Making rock doesn't always require immense tectonic forces or eons to pass by. The ancient Mesopotamians, in fact, cranked out custom-made rocks in a couple of days, according to a report in today's Science. The discovery suggests their technological skills were much more developed than previously thought.
The faux stone turned up during an excavation of the ancient city of Mashkan-shapir, about 80 kilometers south of Baghdad, Iraq. Archaeologist Elizabeth Stone of the State University of New York, Stony Brook, and her colleagues discovered several slabs of what looked like basalt, roughly 80 centimeters by 40 cm by 8 cm thick. Basalt was the grinding stone of choice throughout the Near East for thousands of years because the hard surface was pocked with vesicles--small, sharp-edged holes where gas was trapped during cooling--making it ideal for crushing grain. But the nearest sources of basalt were about 1000 kilometers distant--a long way to haul such heavy objects.
Stone's team sought the origin of the slabs by comparing their composition with basalts from around the world--and even the moon--but nothing matched except some small basaltlike chunks from a potter's kiln that had overheated in another ancient city. Since kilns throughout the region were built with silt, the researchers tried baking silt in their laboratory. By heating silt to just below the point of complete melting, about 1200 degrees Celsius, they could reproduce the synthetic basalt complete with vesicles.
Stone says that building a large-enough oven that could be controlled at high temperatures was a technological leap. If the temperature rose just a few degrees too high, the silt would turn to glass, any gases would escape, and it would be useless as a grinding stone. "One of the really fascinating things about this is the narrowness of that band that it's heating it to," she says.

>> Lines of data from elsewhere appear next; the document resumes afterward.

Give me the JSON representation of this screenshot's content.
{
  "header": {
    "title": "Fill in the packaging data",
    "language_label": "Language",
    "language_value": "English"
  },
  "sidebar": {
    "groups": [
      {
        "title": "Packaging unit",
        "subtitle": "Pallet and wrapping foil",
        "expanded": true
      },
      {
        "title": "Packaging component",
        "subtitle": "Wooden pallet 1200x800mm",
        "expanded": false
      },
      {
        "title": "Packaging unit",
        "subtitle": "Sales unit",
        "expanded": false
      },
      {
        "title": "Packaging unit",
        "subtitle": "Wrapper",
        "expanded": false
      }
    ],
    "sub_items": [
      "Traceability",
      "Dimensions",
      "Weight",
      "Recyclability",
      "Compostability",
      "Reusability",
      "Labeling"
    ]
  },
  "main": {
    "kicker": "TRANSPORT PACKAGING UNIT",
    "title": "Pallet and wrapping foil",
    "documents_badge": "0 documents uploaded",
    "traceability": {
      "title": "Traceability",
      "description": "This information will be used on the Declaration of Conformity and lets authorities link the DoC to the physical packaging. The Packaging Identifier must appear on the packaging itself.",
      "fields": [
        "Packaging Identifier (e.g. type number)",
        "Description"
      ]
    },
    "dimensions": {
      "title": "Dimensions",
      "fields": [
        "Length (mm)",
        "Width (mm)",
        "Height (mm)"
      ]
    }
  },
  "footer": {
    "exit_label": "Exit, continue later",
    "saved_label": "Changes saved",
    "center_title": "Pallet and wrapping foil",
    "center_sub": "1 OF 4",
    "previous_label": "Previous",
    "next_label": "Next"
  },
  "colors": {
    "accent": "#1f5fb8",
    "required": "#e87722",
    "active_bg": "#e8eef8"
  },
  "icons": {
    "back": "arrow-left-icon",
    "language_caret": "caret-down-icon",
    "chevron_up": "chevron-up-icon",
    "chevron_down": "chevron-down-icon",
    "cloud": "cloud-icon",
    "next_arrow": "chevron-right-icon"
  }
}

The southern Mesopotamians lacked many raw materials such as stone, metal ores, and large trees, but they were fabulously rich in silt, so other researchers think the theory makes sense. "It makes a very satisfying and very persuasive story," says David Killick, a technology historian at the University of Arizona in Tucson. Stone thinks the synthetic basalts may be widespread. "We suspect that there are lots of other sites in Mesopotamia that have these things as grinding stones and nobody ever paid any attention to them," she says.